WHAT TO PRODUCE
The string "Background" may appear in lines of the data; report how many lines contain it, with no other output.

Dataset rows describing interfaces:
"""
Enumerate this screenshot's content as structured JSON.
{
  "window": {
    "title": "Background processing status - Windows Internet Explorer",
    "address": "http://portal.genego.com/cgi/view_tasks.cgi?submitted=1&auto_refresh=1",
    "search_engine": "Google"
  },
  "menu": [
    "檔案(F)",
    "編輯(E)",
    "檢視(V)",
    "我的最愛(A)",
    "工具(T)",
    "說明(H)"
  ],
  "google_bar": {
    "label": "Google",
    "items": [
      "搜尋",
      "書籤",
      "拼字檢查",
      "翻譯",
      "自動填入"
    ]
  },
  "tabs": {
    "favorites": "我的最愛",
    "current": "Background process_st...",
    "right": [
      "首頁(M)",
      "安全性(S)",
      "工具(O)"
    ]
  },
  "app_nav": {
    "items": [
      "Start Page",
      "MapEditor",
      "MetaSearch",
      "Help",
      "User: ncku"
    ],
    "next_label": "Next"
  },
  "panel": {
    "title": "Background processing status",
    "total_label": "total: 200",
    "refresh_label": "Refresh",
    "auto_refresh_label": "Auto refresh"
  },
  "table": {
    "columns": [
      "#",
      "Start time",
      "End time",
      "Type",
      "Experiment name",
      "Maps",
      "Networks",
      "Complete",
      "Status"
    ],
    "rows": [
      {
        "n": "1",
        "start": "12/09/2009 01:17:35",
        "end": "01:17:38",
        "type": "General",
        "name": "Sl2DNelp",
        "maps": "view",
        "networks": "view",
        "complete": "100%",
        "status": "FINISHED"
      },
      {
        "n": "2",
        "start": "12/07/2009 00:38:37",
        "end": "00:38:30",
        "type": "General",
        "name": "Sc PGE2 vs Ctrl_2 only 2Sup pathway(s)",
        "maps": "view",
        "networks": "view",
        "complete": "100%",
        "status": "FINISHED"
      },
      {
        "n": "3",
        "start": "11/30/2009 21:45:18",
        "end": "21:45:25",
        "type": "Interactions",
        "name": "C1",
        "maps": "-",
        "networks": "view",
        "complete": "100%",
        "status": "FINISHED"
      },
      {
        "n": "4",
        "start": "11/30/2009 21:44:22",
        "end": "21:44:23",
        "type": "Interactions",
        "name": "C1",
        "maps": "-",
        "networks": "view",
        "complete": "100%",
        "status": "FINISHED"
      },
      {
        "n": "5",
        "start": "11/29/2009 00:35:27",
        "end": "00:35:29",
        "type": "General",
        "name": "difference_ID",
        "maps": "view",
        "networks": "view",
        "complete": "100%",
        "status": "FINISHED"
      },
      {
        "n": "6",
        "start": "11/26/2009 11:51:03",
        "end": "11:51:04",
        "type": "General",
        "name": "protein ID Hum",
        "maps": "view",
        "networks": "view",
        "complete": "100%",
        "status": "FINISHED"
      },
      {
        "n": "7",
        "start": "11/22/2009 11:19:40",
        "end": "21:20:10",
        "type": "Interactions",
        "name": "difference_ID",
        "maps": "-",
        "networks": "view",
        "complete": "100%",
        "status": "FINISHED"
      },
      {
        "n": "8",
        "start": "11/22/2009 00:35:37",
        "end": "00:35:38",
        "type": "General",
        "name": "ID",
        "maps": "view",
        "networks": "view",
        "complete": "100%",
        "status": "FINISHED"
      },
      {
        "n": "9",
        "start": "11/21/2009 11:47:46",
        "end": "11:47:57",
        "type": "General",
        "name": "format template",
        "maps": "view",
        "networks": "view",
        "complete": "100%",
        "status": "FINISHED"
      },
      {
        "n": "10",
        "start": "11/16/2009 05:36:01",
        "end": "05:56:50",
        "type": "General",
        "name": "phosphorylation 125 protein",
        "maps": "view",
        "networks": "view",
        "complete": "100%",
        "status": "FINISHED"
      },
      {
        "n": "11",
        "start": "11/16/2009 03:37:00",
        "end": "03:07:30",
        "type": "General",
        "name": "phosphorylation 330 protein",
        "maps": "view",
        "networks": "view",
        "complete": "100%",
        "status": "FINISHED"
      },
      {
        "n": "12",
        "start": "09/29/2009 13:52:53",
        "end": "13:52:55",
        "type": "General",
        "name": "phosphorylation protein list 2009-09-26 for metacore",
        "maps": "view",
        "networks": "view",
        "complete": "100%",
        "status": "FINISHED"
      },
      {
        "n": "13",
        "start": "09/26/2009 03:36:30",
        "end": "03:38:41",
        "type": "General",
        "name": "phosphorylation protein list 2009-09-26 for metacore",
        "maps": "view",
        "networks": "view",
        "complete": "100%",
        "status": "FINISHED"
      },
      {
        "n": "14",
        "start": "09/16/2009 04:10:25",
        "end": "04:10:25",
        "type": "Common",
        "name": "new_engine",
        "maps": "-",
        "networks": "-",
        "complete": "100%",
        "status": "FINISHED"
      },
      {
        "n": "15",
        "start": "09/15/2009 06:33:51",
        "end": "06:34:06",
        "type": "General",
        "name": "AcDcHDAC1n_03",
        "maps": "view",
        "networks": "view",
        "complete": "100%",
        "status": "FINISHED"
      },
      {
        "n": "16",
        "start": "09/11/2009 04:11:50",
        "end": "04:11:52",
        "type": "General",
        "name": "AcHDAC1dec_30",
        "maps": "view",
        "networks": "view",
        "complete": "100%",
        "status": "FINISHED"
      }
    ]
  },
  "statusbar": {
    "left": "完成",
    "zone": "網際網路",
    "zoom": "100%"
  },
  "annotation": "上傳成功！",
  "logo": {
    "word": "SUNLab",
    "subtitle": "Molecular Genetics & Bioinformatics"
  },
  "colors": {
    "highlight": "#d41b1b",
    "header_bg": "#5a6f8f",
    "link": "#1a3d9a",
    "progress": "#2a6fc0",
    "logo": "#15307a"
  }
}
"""
ANSWER SPACE
3